=== What is needed ===
Reading the records below, count the lines in which the string "pipe" appears; write the number only.
#### Material supplied
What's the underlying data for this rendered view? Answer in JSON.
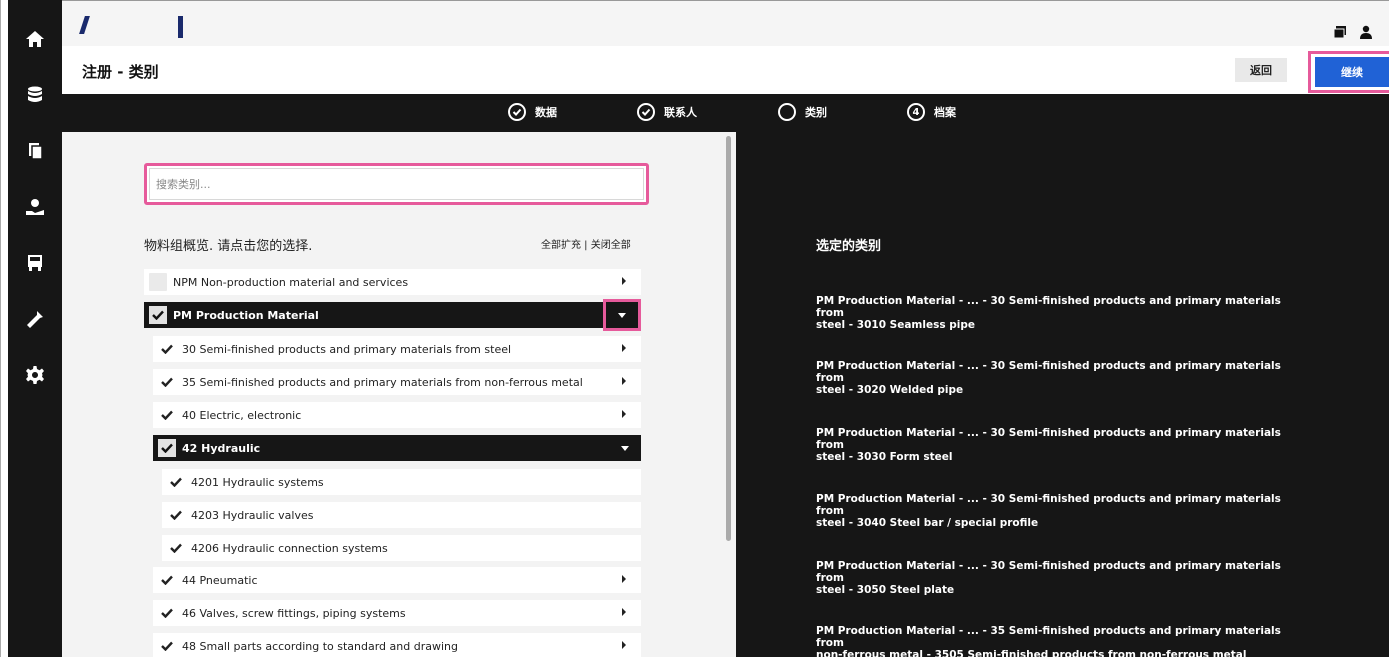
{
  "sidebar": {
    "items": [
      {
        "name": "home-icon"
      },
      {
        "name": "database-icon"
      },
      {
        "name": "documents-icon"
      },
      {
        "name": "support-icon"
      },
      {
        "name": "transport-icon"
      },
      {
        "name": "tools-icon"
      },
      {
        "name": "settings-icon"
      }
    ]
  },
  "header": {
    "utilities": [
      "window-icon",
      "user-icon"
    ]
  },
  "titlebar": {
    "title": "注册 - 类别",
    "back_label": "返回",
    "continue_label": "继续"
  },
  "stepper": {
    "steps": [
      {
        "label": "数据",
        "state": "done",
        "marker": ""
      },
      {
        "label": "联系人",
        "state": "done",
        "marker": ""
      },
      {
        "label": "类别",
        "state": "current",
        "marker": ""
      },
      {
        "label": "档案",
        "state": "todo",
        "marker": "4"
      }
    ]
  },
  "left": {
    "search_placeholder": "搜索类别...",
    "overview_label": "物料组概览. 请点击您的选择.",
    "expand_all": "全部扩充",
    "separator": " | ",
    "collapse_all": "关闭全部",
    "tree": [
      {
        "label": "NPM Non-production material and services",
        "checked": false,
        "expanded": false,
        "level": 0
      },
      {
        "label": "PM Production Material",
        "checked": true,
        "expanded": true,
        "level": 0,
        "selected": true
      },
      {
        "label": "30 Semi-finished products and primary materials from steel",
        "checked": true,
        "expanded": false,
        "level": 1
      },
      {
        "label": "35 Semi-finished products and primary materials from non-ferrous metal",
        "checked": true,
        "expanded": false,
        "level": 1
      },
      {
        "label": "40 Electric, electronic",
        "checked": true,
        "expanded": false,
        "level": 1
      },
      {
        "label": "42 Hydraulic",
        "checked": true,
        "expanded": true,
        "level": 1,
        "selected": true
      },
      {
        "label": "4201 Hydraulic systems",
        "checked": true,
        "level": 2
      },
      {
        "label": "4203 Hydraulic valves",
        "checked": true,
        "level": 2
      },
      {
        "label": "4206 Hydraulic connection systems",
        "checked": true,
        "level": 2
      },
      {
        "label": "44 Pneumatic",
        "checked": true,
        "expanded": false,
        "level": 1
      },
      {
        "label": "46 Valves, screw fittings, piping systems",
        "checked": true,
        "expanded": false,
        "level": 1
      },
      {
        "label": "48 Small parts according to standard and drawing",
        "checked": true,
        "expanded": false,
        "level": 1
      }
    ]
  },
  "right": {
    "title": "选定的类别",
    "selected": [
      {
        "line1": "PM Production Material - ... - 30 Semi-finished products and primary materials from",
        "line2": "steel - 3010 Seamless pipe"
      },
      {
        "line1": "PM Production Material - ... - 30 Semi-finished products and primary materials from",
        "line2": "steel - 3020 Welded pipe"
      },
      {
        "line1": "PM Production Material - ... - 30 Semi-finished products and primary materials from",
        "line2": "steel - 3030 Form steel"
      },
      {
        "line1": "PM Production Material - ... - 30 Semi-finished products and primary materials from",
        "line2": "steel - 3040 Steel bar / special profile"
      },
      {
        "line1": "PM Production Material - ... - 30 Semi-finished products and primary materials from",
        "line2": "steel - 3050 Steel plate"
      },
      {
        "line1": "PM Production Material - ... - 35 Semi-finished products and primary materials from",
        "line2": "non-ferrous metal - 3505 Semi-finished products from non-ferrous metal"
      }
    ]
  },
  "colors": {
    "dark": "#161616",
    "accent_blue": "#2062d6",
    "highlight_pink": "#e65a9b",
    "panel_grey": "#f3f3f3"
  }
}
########
=== Exercise answer ===
2